Exercise instructions -> Pick out all lines with the word "this" from the records that follow.

++++ Supplied information ++++

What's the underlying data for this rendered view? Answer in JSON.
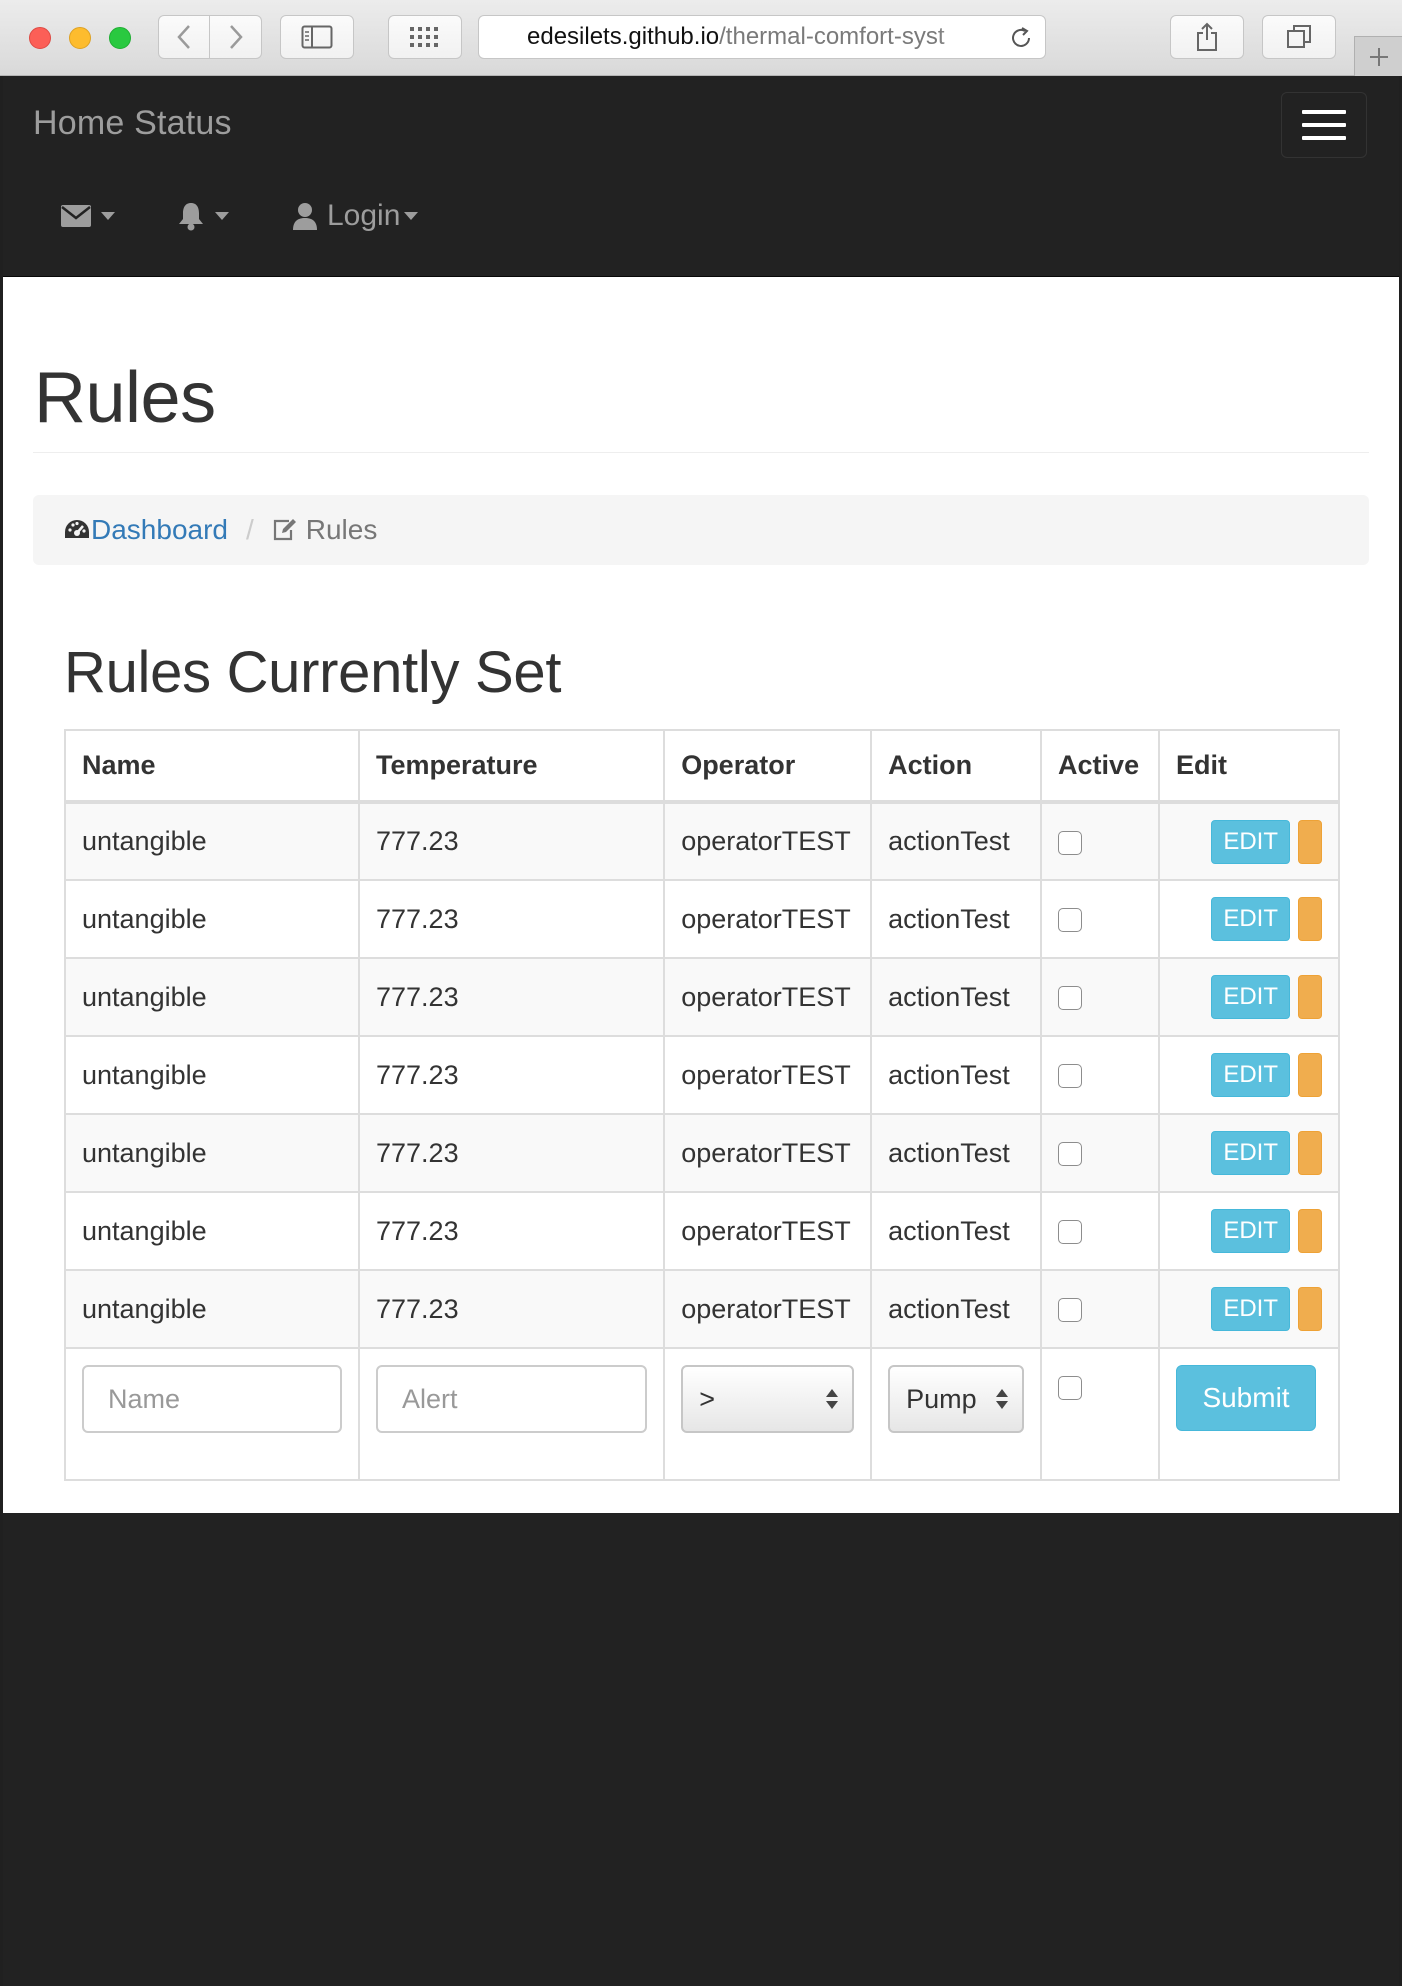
{
  "browser": {
    "url_host": "edesilets.github.io",
    "url_path": "/thermal-comfort-syst"
  },
  "navbar": {
    "brand": "Home Status",
    "login_label": "Login"
  },
  "page": {
    "title": "Rules",
    "breadcrumb": {
      "home": "Dashboard",
      "current": "Rules"
    },
    "section_title": "Rules Currently Set"
  },
  "table": {
    "headers": {
      "name": "Name",
      "temperature": "Temperature",
      "operator": "Operator",
      "action": "Action",
      "active": "Active",
      "edit": "Edit"
    },
    "rows": [
      {
        "name": "untangible",
        "temperature": "777.23",
        "operator": "operatorTEST",
        "action": "actionTest",
        "active": false,
        "edit_label": "EDIT"
      },
      {
        "name": "untangible",
        "temperature": "777.23",
        "operator": "operatorTEST",
        "action": "actionTest",
        "active": false,
        "edit_label": "EDIT"
      },
      {
        "name": "untangible",
        "temperature": "777.23",
        "operator": "operatorTEST",
        "action": "actionTest",
        "active": false,
        "edit_label": "EDIT"
      },
      {
        "name": "untangible",
        "temperature": "777.23",
        "operator": "operatorTEST",
        "action": "actionTest",
        "active": false,
        "edit_label": "EDIT"
      },
      {
        "name": "untangible",
        "temperature": "777.23",
        "operator": "operatorTEST",
        "action": "actionTest",
        "active": false,
        "edit_label": "EDIT"
      },
      {
        "name": "untangible",
        "temperature": "777.23",
        "operator": "operatorTEST",
        "action": "actionTest",
        "active": false,
        "edit_label": "EDIT"
      },
      {
        "name": "untangible",
        "temperature": "777.23",
        "operator": "operatorTEST",
        "action": "actionTest",
        "active": false,
        "edit_label": "EDIT"
      }
    ],
    "form": {
      "name_placeholder": "Name",
      "alert_placeholder": "Alert",
      "operator_selected": ">",
      "action_selected": "Pump",
      "active": false,
      "submit_label": "Submit"
    }
  },
  "colors": {
    "navbar_bg": "#222222",
    "nav_text": "#9d9d9d",
    "link": "#337ab7",
    "info_button": "#5bc0de",
    "warning_button": "#f0ad4e"
  },
  "icons": {
    "mail": "envelope-icon",
    "bell": "bell-icon",
    "user": "user-icon",
    "dashboard": "dashboard-icon",
    "rules": "edit-icon"
  }
}
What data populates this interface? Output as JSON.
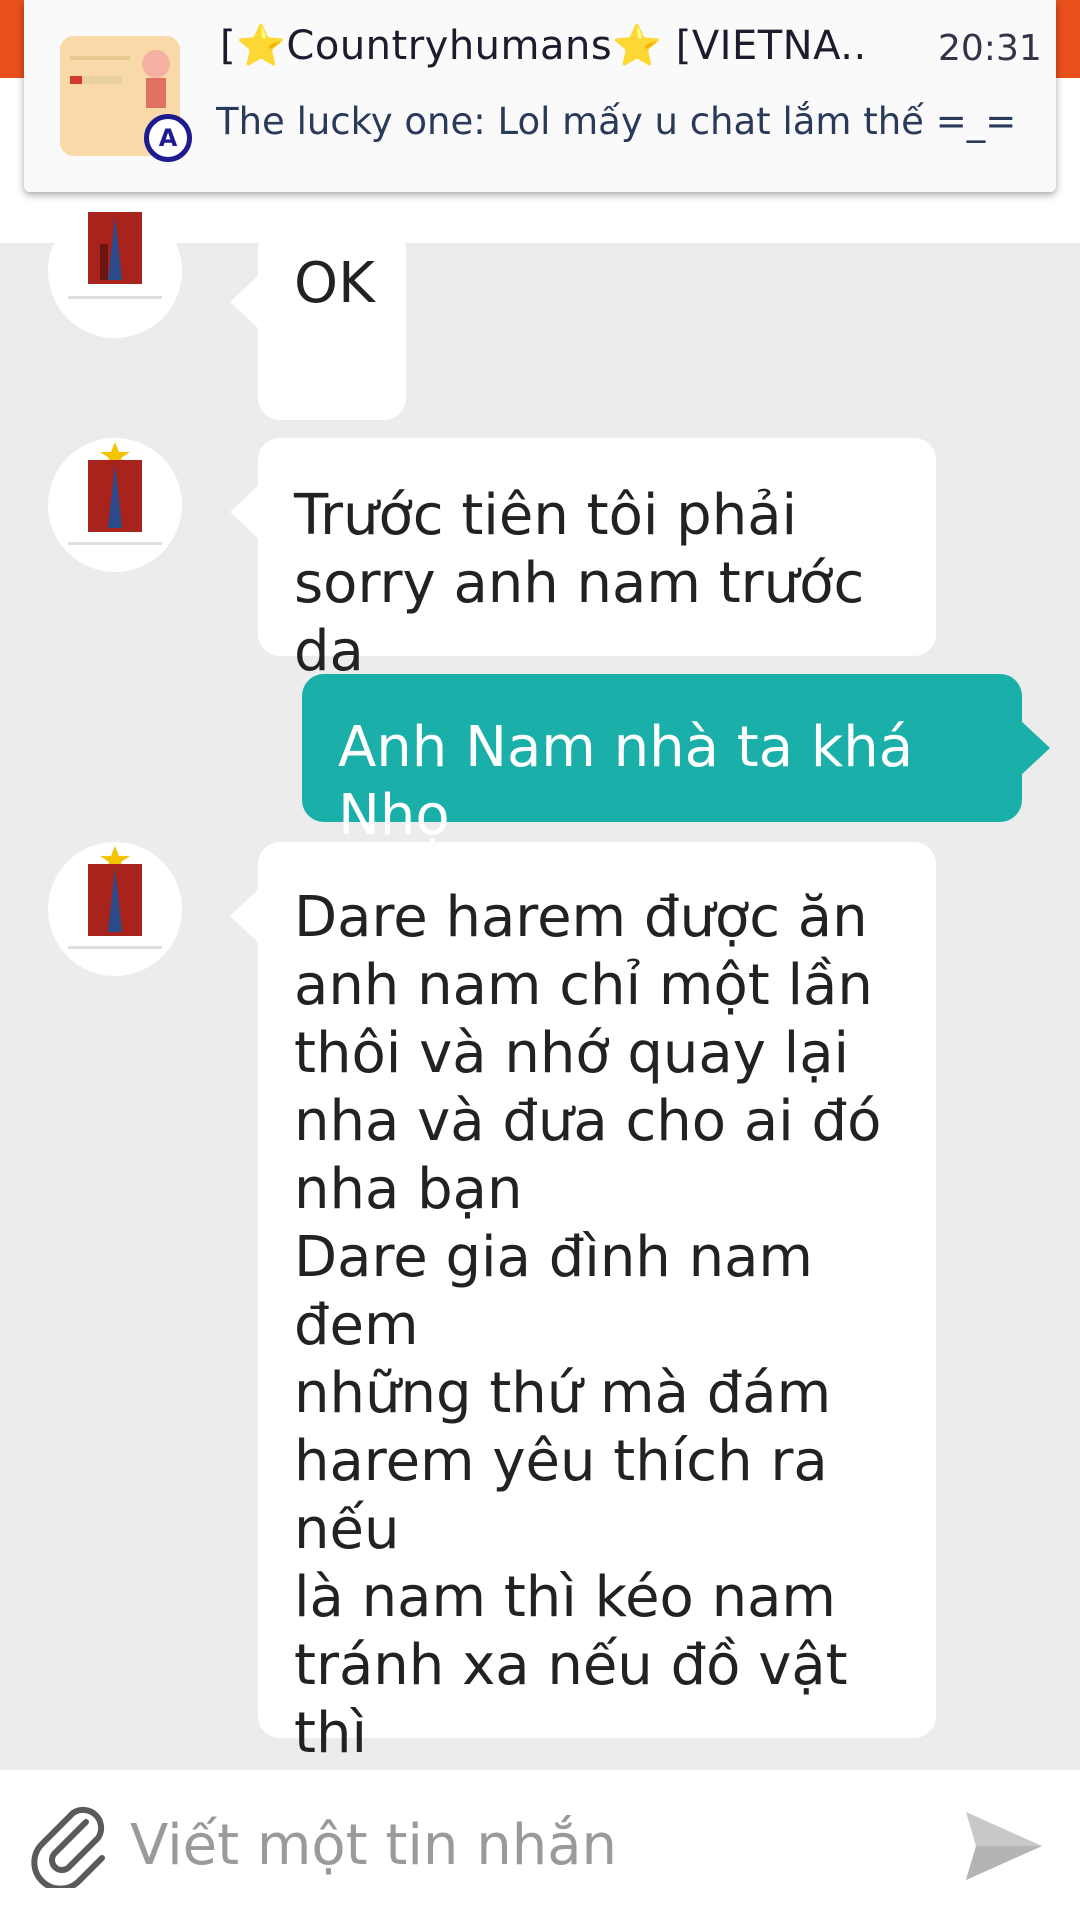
{
  "notification": {
    "title": "[⭐Countryhumans⭐ [VIETNA..",
    "time": "20:31",
    "body": "The lucky one: Lol mấy u chat lắm thế =_=",
    "badge": "A"
  },
  "messages": [
    {
      "direction": "in",
      "text": "OK"
    },
    {
      "direction": "in",
      "text": "Trước tiên tôi phải\nsorry anh nam trước da"
    },
    {
      "direction": "out",
      "text": "Anh Nam nhà ta khá Nhọ"
    },
    {
      "direction": "in",
      "text": "Dare harem được ăn\nanh nam chỉ một lần\nthôi và nhớ quay lại\nnha và đưa cho ai đó\nnha bạn\nDare gia đình nam đem\nnhững thứ mà đám\nharem yêu thích ra nếu\nlà nam thì kéo nam\ntránh xa nếu đồ vật thì\nđặt võ như chơi không\nthương tiếc"
    }
  ],
  "composer": {
    "placeholder": "Viết một tin nhắn",
    "value": ""
  },
  "colors": {
    "accent": "#e8501c",
    "outgoing_bubble": "#1aafa8",
    "background": "#ececec"
  },
  "icons": {
    "attach": "paperclip-icon",
    "send": "send-icon"
  }
}
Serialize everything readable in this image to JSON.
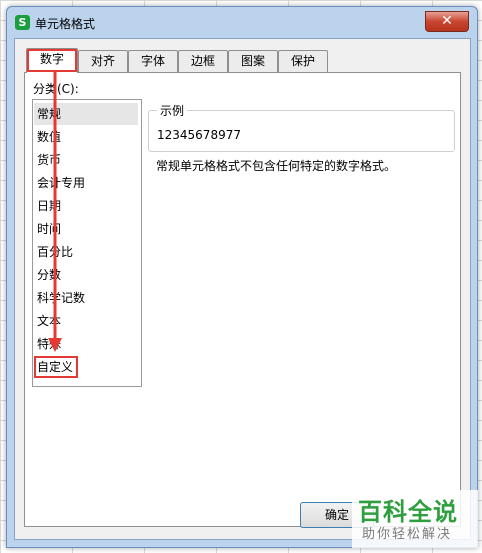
{
  "window": {
    "title": "单元格格式",
    "app_icon": "S",
    "close_label": "✕"
  },
  "tabs": [
    {
      "label": "数字",
      "active": true
    },
    {
      "label": "对齐",
      "active": false
    },
    {
      "label": "字体",
      "active": false
    },
    {
      "label": "边框",
      "active": false
    },
    {
      "label": "图案",
      "active": false
    },
    {
      "label": "保护",
      "active": false
    }
  ],
  "category": {
    "label": "分类(C):",
    "items": [
      "常规",
      "数值",
      "货币",
      "会计专用",
      "日期",
      "时间",
      "百分比",
      "分数",
      "科学记数",
      "文本",
      "特殊",
      "自定义"
    ],
    "selected": "常规",
    "highlighted": "自定义"
  },
  "sample": {
    "label": "示例",
    "value": "12345678977"
  },
  "description": "常规单元格格式不包含任何特定的数字格式。",
  "buttons": {
    "ok": "确定"
  },
  "watermark": {
    "main": "百科全说",
    "sub": "助你轻松解决"
  },
  "colors": {
    "annotation_red": "#e53935",
    "watermark_green": "#2e9e3e"
  }
}
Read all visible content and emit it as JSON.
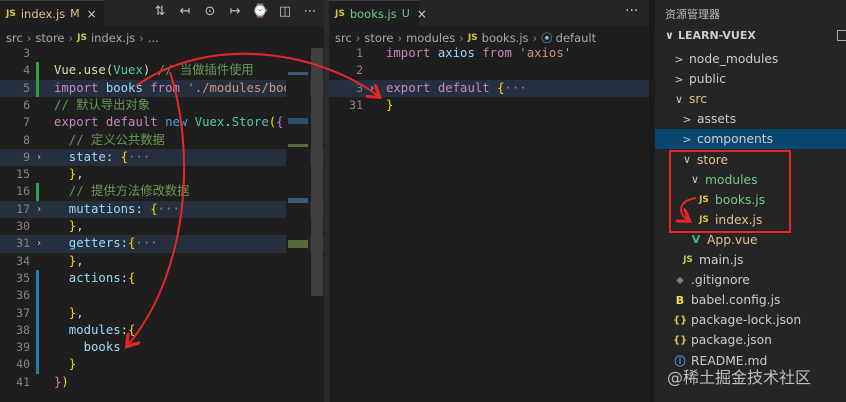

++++

Your response ->
What's the underlying data for this rendered view? Answer in JSON.
What data populates this interface? Output as JSON.
Serialize everything readable in this image to JSON.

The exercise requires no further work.